## TASK ITEM
Write each entry out again, exactly as it is written.

## DATA RECORDS

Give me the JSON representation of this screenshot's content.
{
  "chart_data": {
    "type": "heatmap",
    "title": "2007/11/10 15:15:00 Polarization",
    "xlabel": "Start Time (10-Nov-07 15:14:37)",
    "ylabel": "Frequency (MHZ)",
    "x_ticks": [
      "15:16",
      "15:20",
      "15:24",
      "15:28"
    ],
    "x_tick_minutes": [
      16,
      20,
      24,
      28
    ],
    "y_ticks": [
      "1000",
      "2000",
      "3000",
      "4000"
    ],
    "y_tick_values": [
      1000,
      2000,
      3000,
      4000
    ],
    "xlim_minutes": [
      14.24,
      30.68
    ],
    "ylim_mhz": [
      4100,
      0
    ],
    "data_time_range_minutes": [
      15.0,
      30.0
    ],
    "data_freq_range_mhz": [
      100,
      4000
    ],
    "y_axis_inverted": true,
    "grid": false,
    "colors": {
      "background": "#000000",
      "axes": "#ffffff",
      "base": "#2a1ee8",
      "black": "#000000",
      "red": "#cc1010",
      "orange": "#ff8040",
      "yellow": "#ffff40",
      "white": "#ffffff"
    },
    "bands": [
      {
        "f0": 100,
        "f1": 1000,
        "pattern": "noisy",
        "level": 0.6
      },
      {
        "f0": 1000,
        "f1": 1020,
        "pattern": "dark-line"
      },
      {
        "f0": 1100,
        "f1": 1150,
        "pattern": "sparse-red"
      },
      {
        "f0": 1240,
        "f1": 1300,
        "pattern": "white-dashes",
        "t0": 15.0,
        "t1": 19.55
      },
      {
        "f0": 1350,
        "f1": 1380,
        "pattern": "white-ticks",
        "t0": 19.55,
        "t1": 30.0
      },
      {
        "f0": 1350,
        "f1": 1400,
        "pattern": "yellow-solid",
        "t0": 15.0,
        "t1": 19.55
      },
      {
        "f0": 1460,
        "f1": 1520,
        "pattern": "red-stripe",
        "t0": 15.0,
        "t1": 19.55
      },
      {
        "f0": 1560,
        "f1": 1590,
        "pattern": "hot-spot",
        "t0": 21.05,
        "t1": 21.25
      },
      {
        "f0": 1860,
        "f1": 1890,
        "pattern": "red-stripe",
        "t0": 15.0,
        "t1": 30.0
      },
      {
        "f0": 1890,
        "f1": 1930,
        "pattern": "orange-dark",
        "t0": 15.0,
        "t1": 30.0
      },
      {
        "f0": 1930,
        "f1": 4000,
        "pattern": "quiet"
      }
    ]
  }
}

## EXPECTED OUTPUT
Give me the JSON representation of this screenshot's content.
{
  "chart_data": {
    "type": "heatmap",
    "title": "2007/11/10 15:15:00 Polarization",
    "xlabel": "Start Time (10-Nov-07 15:14:37)",
    "ylabel": "Frequency (MHZ)",
    "x_ticks": [
      "15:16",
      "15:20",
      "15:24",
      "15:28"
    ],
    "x_tick_minutes": [
      16,
      20,
      24,
      28
    ],
    "y_ticks": [
      "1000",
      "2000",
      "3000",
      "4000"
    ],
    "y_tick_values": [
      1000,
      2000,
      3000,
      4000
    ],
    "xlim_minutes": [
      14.24,
      30.68
    ],
    "ylim_mhz": [
      4100,
      0
    ],
    "data_time_range_minutes": [
      15.0,
      30.0
    ],
    "data_freq_range_mhz": [
      100,
      4000
    ],
    "y_axis_inverted": true,
    "grid": false,
    "colors": {
      "background": "#000000",
      "axes": "#ffffff",
      "base": "#2a1ee8",
      "black": "#000000",
      "red": "#cc1010",
      "orange": "#ff8040",
      "yellow": "#ffff40",
      "white": "#ffffff"
    },
    "bands": [
      {
        "f0": 100,
        "f1": 1000,
        "pattern": "noisy",
        "level": 0.6
      },
      {
        "f0": 1000,
        "f1": 1020,
        "pattern": "dark-line"
      },
      {
        "f0": 1100,
        "f1": 1150,
        "pattern": "sparse-red"
      },
      {
        "f0": 1240,
        "f1": 1300,
        "pattern": "white-dashes",
        "t0": 15.0,
        "t1": 19.55
      },
      {
        "f0": 1350,
        "f1": 1380,
        "pattern": "white-ticks",
        "t0": 19.55,
        "t1": 30.0
      },
      {
        "f0": 1350,
        "f1": 1400,
        "pattern": "yellow-solid",
        "t0": 15.0,
        "t1": 19.55
      },
      {
        "f0": 1460,
        "f1": 1520,
        "pattern": "red-stripe",
        "t0": 15.0,
        "t1": 19.55
      },
      {
        "f0": 1560,
        "f1": 1590,
        "pattern": "hot-spot",
        "t0": 21.05,
        "t1": 21.25
      },
      {
        "f0": 1860,
        "f1": 1890,
        "pattern": "red-stripe",
        "t0": 15.0,
        "t1": 30.0
      },
      {
        "f0": 1890,
        "f1": 1930,
        "pattern": "orange-dark",
        "t0": 15.0,
        "t1": 30.0
      },
      {
        "f0": 1930,
        "f1": 4000,
        "pattern": "quiet"
      }
    ]
  }
}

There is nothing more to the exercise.